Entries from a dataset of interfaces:
........

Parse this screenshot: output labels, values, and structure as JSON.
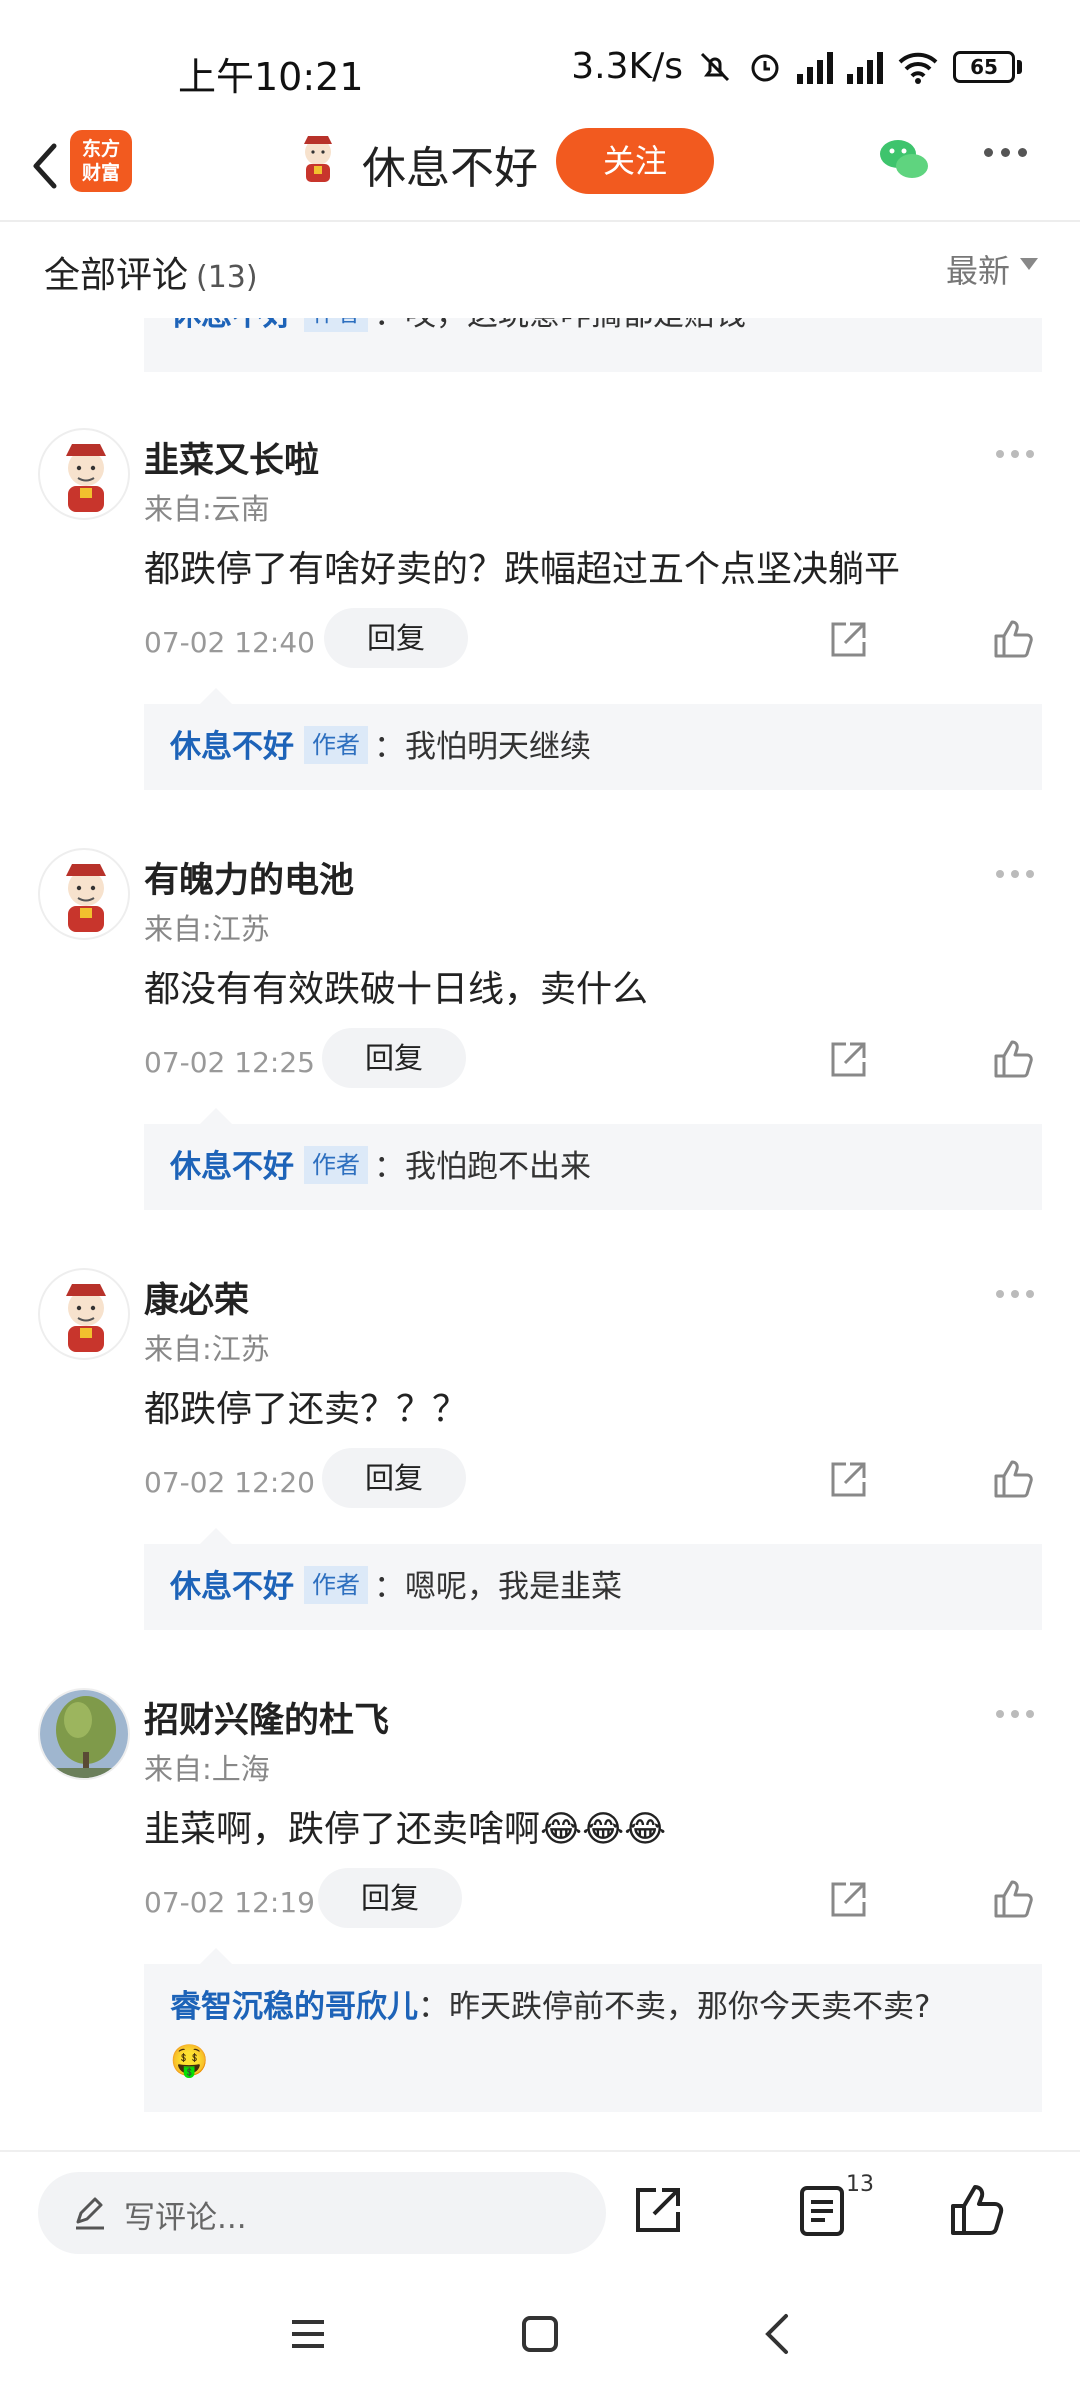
{
  "status_bar": {
    "time": "上午10:21",
    "network_speed": "3.3K/s",
    "battery": "65"
  },
  "header": {
    "app_logo": "东方\n财富",
    "username": "休息不好",
    "follow_label": "关注"
  },
  "tabs": {
    "title": "全部评论",
    "count": "(13)",
    "sort": "最新"
  },
  "top_partial_reply": {
    "name": "休息不好",
    "tag": "作者",
    "text": "：哎，这玩意咋搞都是赔钱"
  },
  "comments": [
    {
      "name": "韭菜又长啦",
      "location": "来自:云南",
      "text": "都跌停了有啥好卖的？跌幅超过五个点坚决躺平",
      "date": "07-02 12:40",
      "reply_label": "回复",
      "reply": {
        "name": "休息不好",
        "tag": "作者",
        "text": "：我怕明天继续"
      }
    },
    {
      "name": "有魄力的电池",
      "location": "来自:江苏",
      "text": "都没有有效跌破十日线，卖什么",
      "date": "07-02 12:25",
      "reply_label": "回复",
      "reply": {
        "name": "休息不好",
        "tag": "作者",
        "text": "：我怕跑不出来"
      }
    },
    {
      "name": "康必荣",
      "location": "来自:江苏",
      "text": "都跌停了还卖？？？",
      "date": "07-02 12:20",
      "reply_label": "回复",
      "reply": {
        "name": "休息不好",
        "tag": "作者",
        "text": "：嗯呢，我是韭菜"
      }
    },
    {
      "name": "招财兴隆的杜飞",
      "location": "来自:上海",
      "text": "韭菜啊，跌停了还卖啥啊😂😂😂",
      "date": "07-02 12:19",
      "reply_label": "回复",
      "reply": {
        "name": "睿智沉稳的哥欣儿",
        "tag": "",
        "text": "：昨天跌停前不卖，那你今天卖不卖?",
        "emoji": "🤑"
      }
    }
  ],
  "bottom_bar": {
    "placeholder": "写评论...",
    "comment_count": "13"
  },
  "colors": {
    "brand": "#f25a1f",
    "link_blue": "#1d63b8"
  }
}
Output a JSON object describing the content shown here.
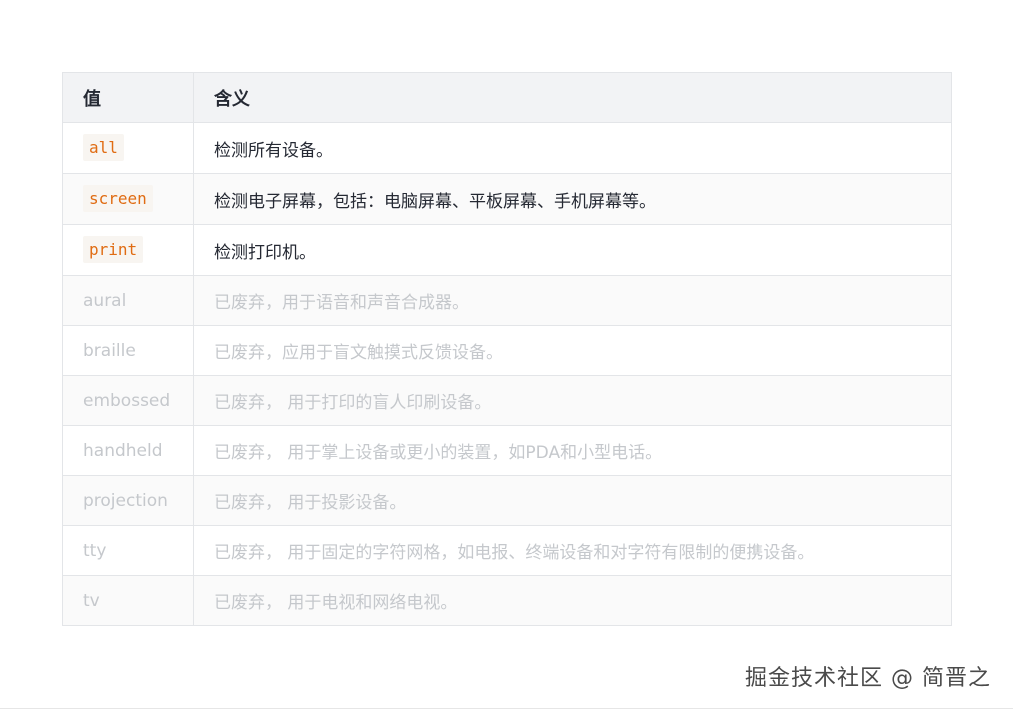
{
  "table": {
    "headers": {
      "value": "值",
      "meaning": "含义"
    },
    "rows": [
      {
        "value": "all",
        "meaning": "检测所有设备。",
        "deprecated": false
      },
      {
        "value": "screen",
        "meaning": "检测电子屏幕，包括：电脑屏幕、平板屏幕、手机屏幕等。",
        "deprecated": false
      },
      {
        "value": "print",
        "meaning": "检测打印机。",
        "deprecated": false
      },
      {
        "value": "aural",
        "meaning": "已废弃，用于语音和声音合成器。",
        "deprecated": true
      },
      {
        "value": "braille",
        "meaning": "已废弃，应用于盲文触摸式反馈设备。",
        "deprecated": true
      },
      {
        "value": "embossed",
        "meaning": "已废弃， 用于打印的盲人印刷设备。",
        "deprecated": true
      },
      {
        "value": "handheld",
        "meaning": "已废弃， 用于掌上设备或更小的装置，如PDA和小型电话。",
        "deprecated": true
      },
      {
        "value": "projection",
        "meaning": "已废弃， 用于投影设备。",
        "deprecated": true
      },
      {
        "value": "tty",
        "meaning": "已废弃， 用于固定的字符网格，如电报、终端设备和对字符有限制的便携设备。",
        "deprecated": true
      },
      {
        "value": "tv",
        "meaning": "已废弃， 用于电视和网络电视。",
        "deprecated": true
      }
    ]
  },
  "watermark": "掘金技术社区 @ 简晋之"
}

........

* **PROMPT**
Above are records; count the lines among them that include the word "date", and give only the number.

* **SOLUTION TO THIS PROBLEM**
4